§ **Action item**: Your answer must be the full listing, repeated word for word.

§ **Given data**:
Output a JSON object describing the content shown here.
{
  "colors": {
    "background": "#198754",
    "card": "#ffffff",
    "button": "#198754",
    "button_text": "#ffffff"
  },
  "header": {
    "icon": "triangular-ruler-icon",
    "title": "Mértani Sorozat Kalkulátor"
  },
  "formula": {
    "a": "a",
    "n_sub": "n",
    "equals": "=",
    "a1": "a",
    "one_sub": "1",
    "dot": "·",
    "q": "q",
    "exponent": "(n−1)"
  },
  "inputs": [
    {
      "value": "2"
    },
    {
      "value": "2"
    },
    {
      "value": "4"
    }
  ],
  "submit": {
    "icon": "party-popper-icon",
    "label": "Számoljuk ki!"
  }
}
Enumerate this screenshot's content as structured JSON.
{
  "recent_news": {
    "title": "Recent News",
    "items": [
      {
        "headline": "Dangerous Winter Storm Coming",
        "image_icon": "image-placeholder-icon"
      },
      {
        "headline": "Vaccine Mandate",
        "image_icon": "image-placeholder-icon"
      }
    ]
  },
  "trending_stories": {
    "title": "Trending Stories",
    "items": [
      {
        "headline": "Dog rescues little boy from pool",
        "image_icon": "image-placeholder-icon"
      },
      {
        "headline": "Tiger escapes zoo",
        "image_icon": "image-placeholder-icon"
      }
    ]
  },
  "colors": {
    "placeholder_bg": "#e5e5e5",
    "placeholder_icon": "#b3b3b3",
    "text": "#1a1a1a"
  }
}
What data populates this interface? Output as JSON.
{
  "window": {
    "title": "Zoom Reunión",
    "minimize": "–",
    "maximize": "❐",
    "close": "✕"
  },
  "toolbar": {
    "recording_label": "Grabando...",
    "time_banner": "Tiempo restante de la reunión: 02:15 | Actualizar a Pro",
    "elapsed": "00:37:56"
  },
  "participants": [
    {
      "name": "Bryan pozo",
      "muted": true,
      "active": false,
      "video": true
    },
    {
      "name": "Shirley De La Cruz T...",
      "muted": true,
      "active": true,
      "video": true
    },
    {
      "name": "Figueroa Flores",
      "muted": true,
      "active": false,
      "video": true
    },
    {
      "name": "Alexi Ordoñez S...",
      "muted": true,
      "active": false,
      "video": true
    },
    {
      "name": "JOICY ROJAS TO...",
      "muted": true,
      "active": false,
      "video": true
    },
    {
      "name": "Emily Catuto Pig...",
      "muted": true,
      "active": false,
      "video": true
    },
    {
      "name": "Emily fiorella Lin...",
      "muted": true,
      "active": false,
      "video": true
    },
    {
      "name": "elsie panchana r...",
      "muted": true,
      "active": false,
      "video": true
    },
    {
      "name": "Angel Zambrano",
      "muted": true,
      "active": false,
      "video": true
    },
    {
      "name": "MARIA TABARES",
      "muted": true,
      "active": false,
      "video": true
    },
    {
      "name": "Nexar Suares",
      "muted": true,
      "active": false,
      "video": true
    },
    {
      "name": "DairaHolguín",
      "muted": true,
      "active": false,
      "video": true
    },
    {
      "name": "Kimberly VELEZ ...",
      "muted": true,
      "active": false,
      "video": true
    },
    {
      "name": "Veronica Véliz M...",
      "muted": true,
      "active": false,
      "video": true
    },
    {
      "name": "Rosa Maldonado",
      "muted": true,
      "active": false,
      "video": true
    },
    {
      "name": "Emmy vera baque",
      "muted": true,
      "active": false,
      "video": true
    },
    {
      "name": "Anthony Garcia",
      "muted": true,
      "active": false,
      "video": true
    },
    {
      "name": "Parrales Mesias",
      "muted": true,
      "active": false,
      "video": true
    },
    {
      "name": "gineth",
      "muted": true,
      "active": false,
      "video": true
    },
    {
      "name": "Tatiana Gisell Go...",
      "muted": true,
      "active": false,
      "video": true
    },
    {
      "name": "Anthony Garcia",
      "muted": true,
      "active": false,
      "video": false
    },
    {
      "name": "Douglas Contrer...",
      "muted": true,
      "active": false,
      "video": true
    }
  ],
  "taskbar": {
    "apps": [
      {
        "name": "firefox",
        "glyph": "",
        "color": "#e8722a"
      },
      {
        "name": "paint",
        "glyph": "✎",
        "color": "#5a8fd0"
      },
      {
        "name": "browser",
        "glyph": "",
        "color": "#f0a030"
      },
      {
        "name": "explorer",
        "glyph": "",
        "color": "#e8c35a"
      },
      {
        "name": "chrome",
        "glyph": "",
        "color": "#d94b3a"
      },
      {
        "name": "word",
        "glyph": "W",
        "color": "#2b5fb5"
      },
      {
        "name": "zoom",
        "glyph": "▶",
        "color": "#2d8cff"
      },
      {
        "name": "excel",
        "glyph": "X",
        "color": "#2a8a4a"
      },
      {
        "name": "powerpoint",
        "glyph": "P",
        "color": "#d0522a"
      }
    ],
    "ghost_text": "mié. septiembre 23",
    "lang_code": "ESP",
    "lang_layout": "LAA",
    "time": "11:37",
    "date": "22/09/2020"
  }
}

§ **Output for this task**:
Output a JSON object describing the content shown here.
{
  "colors": {
    "background": "#198754",
    "card": "#ffffff",
    "button": "#198754",
    "button_text": "#ffffff"
  },
  "header": {
    "icon": "triangular-ruler-icon",
    "title": "Mértani Sorozat Kalkulátor"
  },
  "formula": {
    "a": "a",
    "n_sub": "n",
    "equals": "=",
    "a1": "a",
    "one_sub": "1",
    "dot": "·",
    "q": "q",
    "exponent": "(n−1)"
  },
  "inputs": [
    {
      "value": "2"
    },
    {
      "value": "2"
    },
    {
      "value": "4"
    }
  ],
  "submit": {
    "icon": "party-popper-icon",
    "label": "Számoljuk ki!"
  }
}
Enumerate this screenshot's content as structured JSON.
{
  "recent_news": {
    "title": "Recent News",
    "items": [
      {
        "headline": "Dangerous Winter Storm Coming",
        "image_icon": "image-placeholder-icon"
      },
      {
        "headline": "Vaccine Mandate",
        "image_icon": "image-placeholder-icon"
      }
    ]
  },
  "trending_stories": {
    "title": "Trending Stories",
    "items": [
      {
        "headline": "Dog rescues little boy from pool",
        "image_icon": "image-placeholder-icon"
      },
      {
        "headline": "Tiger escapes zoo",
        "image_icon": "image-placeholder-icon"
      }
    ]
  },
  "colors": {
    "placeholder_bg": "#e5e5e5",
    "placeholder_icon": "#b3b3b3",
    "text": "#1a1a1a"
  }
}
What data populates this interface? Output as JSON.
{
  "window": {
    "title": "Zoom Reunión",
    "minimize": "–",
    "maximize": "❐",
    "close": "✕"
  },
  "toolbar": {
    "recording_label": "Grabando...",
    "time_banner": "Tiempo restante de la reunión: 02:15 | Actualizar a Pro",
    "elapsed": "00:37:56"
  },
  "participants": [
    {
      "name": "Bryan pozo",
      "muted": true,
      "active": false,
      "video": true
    },
    {
      "name": "Shirley De La Cruz T...",
      "muted": true,
      "active": true,
      "video": true
    },
    {
      "name": "Figueroa Flores",
      "muted": true,
      "active": false,
      "video": true
    },
    {
      "name": "Alexi Ordoñez S...",
      "muted": true,
      "active": false,
      "video": true
    },
    {
      "name": "JOICY ROJAS TO...",
      "muted": true,
      "active": false,
      "video": true
    },
    {
      "name": "Emily Catuto Pig...",
      "muted": true,
      "active": false,
      "video": true
    },
    {
      "name": "Emily fiorella Lin...",
      "muted": true,
      "active": false,
      "video": true
    },
    {
      "name": "elsie panchana r...",
      "muted": true,
      "active": false,
      "video": true
    },
    {
      "name": "Angel Zambrano",
      "muted": true,
      "active": false,
      "video": true
    },
    {
      "name": "MARIA TABARES",
      "muted": true,
      "active": false,
      "video": true
    },
    {
      "name": "Nexar Suares",
      "muted": true,
      "active": false,
      "video": true
    },
    {
      "name": "DairaHolguín",
      "muted": true,
      "active": false,
      "video": true
    },
    {
      "name": "Kimberly VELEZ ...",
      "muted": true,
      "active": false,
      "video": true
    },
    {
      "name": "Veronica Véliz M...",
      "muted": true,
      "active": false,
      "video": true
    },
    {
      "name": "Rosa Maldonado",
      "muted": true,
      "active": false,
      "video": true
    },
    {
      "name": "Emmy vera baque",
      "muted": true,
      "active": false,
      "video": true
    },
    {
      "name": "Anthony Garcia",
      "muted": true,
      "active": false,
      "video": true
    },
    {
      "name": "Parrales Mesias",
      "muted": true,
      "active": false,
      "video": true
    },
    {
      "name": "gineth",
      "muted": true,
      "active": false,
      "video": true
    },
    {
      "name": "Tatiana Gisell Go...",
      "muted": true,
      "active": false,
      "video": true
    },
    {
      "name": "Anthony Garcia",
      "muted": true,
      "active": false,
      "video": false
    },
    {
      "name": "Douglas Contrer...",
      "muted": true,
      "active": false,
      "video": true
    }
  ],
  "taskbar": {
    "apps": [
      {
        "name": "firefox",
        "glyph": "",
        "color": "#e8722a"
      },
      {
        "name": "paint",
        "glyph": "✎",
        "color": "#5a8fd0"
      },
      {
        "name": "browser",
        "glyph": "",
        "color": "#f0a030"
      },
      {
        "name": "explorer",
        "glyph": "",
        "color": "#e8c35a"
      },
      {
        "name": "chrome",
        "glyph": "",
        "color": "#d94b3a"
      },
      {
        "name": "word",
        "glyph": "W",
        "color": "#2b5fb5"
      },
      {
        "name": "zoom",
        "glyph": "▶",
        "color": "#2d8cff"
      },
      {
        "name": "excel",
        "glyph": "X",
        "color": "#2a8a4a"
      },
      {
        "name": "powerpoint",
        "glyph": "P",
        "color": "#d0522a"
      }
    ],
    "ghost_text": "mié. septiembre 23",
    "lang_code": "ESP",
    "lang_layout": "LAA",
    "time": "11:37",
    "date": "22/09/2020"
  }
}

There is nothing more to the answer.